In 2008, Wiley initiated a lawsuit against Kirtsaeng for copyright infringement on the grounds that Kirtsaeng’s unauthorized importation of its books and his later resale of those books amounted to an infringement of Wiley’s Section 106(3) exclusive right to distribute as well as the Section 602 related import prohibition.  Kirtsaeng defended against the claim on the ground that the books he had acquired were “lawfully made” and that he had acquired them legitimately.  His position was that the “first sale” doctrine under Section 109(a) permitted him to resell or otherwise dispose of the books without the copyright owner’s further permission.  The District Court ruled that the “first sale” defense was not available to Kirtsaeng because the doctrine does not apply to “foreign-manufactured goods.”  The Second Circuit agreed with the District Court.

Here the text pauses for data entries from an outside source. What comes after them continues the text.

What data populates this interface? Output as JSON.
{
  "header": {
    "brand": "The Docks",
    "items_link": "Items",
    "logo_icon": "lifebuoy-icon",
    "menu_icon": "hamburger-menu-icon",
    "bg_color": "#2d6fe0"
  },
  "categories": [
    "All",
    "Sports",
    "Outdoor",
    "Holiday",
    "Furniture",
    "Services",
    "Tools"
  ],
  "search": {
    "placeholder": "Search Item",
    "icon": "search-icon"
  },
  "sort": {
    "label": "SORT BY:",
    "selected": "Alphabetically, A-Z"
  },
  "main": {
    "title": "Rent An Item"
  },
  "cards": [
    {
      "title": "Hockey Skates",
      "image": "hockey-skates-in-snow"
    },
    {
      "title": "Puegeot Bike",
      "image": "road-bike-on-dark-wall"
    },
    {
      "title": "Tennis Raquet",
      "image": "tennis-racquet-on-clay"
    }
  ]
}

The Court analyzed the language within these statutes, and in particular the phrase “lawfully made under this title.”  Wiley argued that the phrase imposes a form of geographical limitation and that the “first sale” doctrine does not apply to copies of American copyrighted works manufactured abroad.  Kirtsaeng argued that the phrase imposes a non-geographical limitation, and in particular, that the intention was for the phrase to mean “made in accordance with” or “in compliance with the Copyright Act.”  In this case, Kirtsaeng asserted that the “first sale” doctrine would apply to copyrighted works as long as their manufacture met the requirements of American copyright law, e.g. copies manufactured abroad with the permission of the copyright owner.  The Court considered the language of Section 109(a), its context and the common-law history of the “first sale” doctrine and concluded that Section 109(a) favors a non-geographical interpretation.  The U.S. Supreme Court determined that, while Section 602(a)(1) makes clear that importing a copy without permission violates the owner’s exclusive distribution right, it also refers explicitly to Section 106(3), which is by its terms is subject to various limitations including the “first sale” limitation under Section 109(a).

A complete copy of the Court’s Opinion can be found on the United States Supreme Court’s website.

Advertisements

Comments are closed.